### Work order:
This calls for a verbatim copy of all the data, with no images carried over.

═════ Data ═════

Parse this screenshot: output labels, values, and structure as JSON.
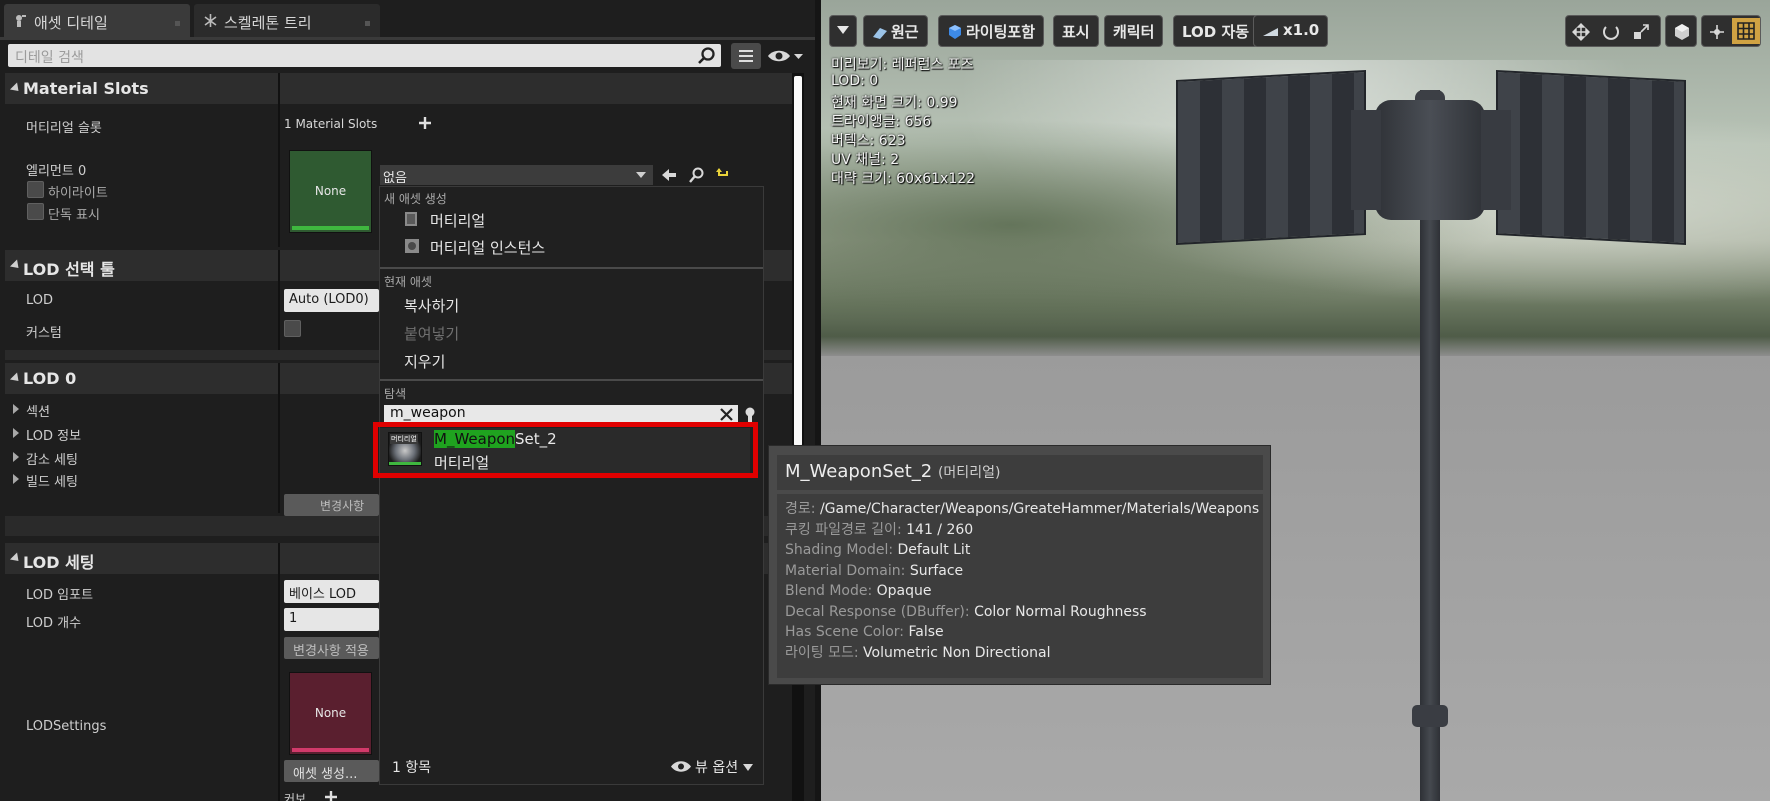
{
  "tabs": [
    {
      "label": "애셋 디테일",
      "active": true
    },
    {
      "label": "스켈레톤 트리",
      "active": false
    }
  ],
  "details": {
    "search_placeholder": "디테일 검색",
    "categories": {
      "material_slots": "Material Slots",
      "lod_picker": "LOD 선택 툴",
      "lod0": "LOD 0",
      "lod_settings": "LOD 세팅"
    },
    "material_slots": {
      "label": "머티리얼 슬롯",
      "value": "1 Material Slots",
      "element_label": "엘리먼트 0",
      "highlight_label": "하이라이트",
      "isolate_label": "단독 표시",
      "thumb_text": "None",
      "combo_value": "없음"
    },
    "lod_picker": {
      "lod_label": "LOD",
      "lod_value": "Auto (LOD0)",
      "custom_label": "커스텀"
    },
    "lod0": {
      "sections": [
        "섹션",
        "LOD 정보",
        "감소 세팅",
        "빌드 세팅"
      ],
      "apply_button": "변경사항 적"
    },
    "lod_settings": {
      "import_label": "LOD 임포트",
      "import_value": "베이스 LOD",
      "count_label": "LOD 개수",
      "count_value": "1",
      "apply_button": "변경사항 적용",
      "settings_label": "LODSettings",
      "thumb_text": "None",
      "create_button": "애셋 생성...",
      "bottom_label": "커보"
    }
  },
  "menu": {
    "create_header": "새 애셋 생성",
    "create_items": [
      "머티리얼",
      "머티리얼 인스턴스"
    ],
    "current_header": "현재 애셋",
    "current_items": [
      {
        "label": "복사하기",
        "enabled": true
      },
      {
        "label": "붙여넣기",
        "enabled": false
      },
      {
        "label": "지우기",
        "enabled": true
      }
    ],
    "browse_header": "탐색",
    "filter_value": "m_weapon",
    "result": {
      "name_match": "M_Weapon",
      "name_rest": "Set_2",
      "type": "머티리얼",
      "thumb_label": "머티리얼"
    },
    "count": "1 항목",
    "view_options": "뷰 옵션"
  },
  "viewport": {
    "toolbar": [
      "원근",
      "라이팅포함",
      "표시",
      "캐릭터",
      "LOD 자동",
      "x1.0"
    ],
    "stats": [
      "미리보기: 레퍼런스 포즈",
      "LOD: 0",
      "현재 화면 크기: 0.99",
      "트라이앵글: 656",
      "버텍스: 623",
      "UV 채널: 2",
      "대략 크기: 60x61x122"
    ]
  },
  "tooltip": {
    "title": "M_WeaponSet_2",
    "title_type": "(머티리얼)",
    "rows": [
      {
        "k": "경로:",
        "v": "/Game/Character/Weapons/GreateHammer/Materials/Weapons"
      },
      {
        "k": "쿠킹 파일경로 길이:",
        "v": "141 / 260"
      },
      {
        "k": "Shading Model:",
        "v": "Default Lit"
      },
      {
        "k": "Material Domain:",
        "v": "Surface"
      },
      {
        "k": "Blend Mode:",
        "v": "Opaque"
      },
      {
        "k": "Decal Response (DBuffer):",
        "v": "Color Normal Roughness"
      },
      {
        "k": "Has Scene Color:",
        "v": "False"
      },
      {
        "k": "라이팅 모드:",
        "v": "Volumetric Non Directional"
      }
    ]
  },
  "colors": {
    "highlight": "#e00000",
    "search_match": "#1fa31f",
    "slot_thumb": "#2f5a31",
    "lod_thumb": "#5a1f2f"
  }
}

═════

### Answer box:
Parse this screenshot: output labels, values, and structure as JSON.
{
  "tabs": [
    {
      "label": "애셋 디테일",
      "active": true
    },
    {
      "label": "스켈레톤 트리",
      "active": false
    }
  ],
  "details": {
    "search_placeholder": "디테일 검색",
    "categories": {
      "material_slots": "Material Slots",
      "lod_picker": "LOD 선택 툴",
      "lod0": "LOD 0",
      "lod_settings": "LOD 세팅"
    },
    "material_slots": {
      "label": "머티리얼 슬롯",
      "value": "1 Material Slots",
      "element_label": "엘리먼트 0",
      "highlight_label": "하이라이트",
      "isolate_label": "단독 표시",
      "thumb_text": "None",
      "combo_value": "없음"
    },
    "lod_picker": {
      "lod_label": "LOD",
      "lod_value": "Auto (LOD0)",
      "custom_label": "커스텀"
    },
    "lod0": {
      "sections": [
        "섹션",
        "LOD 정보",
        "감소 세팅",
        "빌드 세팅"
      ],
      "apply_button": "변경사항 적"
    },
    "lod_settings": {
      "import_label": "LOD 임포트",
      "import_value": "베이스 LOD",
      "count_label": "LOD 개수",
      "count_value": "1",
      "apply_button": "변경사항 적용",
      "settings_label": "LODSettings",
      "thumb_text": "None",
      "create_button": "애셋 생성...",
      "bottom_label": "커보"
    }
  },
  "menu": {
    "create_header": "새 애셋 생성",
    "create_items": [
      "머티리얼",
      "머티리얼 인스턴스"
    ],
    "current_header": "현재 애셋",
    "current_items": [
      {
        "label": "복사하기",
        "enabled": true
      },
      {
        "label": "붙여넣기",
        "enabled": false
      },
      {
        "label": "지우기",
        "enabled": true
      }
    ],
    "browse_header": "탐색",
    "filter_value": "m_weapon",
    "result": {
      "name_match": "M_Weapon",
      "name_rest": "Set_2",
      "type": "머티리얼",
      "thumb_label": "머티리얼"
    },
    "count": "1 항목",
    "view_options": "뷰 옵션"
  },
  "viewport": {
    "toolbar": [
      "원근",
      "라이팅포함",
      "표시",
      "캐릭터",
      "LOD 자동",
      "x1.0"
    ],
    "stats": [
      "미리보기: 레퍼런스 포즈",
      "LOD: 0",
      "현재 화면 크기: 0.99",
      "트라이앵글: 656",
      "버텍스: 623",
      "UV 채널: 2",
      "대략 크기: 60x61x122"
    ]
  },
  "tooltip": {
    "title": "M_WeaponSet_2",
    "title_type": "(머티리얼)",
    "rows": [
      {
        "k": "경로:",
        "v": "/Game/Character/Weapons/GreateHammer/Materials/Weapons"
      },
      {
        "k": "쿠킹 파일경로 길이:",
        "v": "141 / 260"
      },
      {
        "k": "Shading Model:",
        "v": "Default Lit"
      },
      {
        "k": "Material Domain:",
        "v": "Surface"
      },
      {
        "k": "Blend Mode:",
        "v": "Opaque"
      },
      {
        "k": "Decal Response (DBuffer):",
        "v": "Color Normal Roughness"
      },
      {
        "k": "Has Scene Color:",
        "v": "False"
      },
      {
        "k": "라이팅 모드:",
        "v": "Volumetric Non Directional"
      }
    ]
  },
  "colors": {
    "highlight": "#e00000",
    "search_match": "#1fa31f",
    "slot_thumb": "#2f5a31",
    "lod_thumb": "#5a1f2f"
  }
}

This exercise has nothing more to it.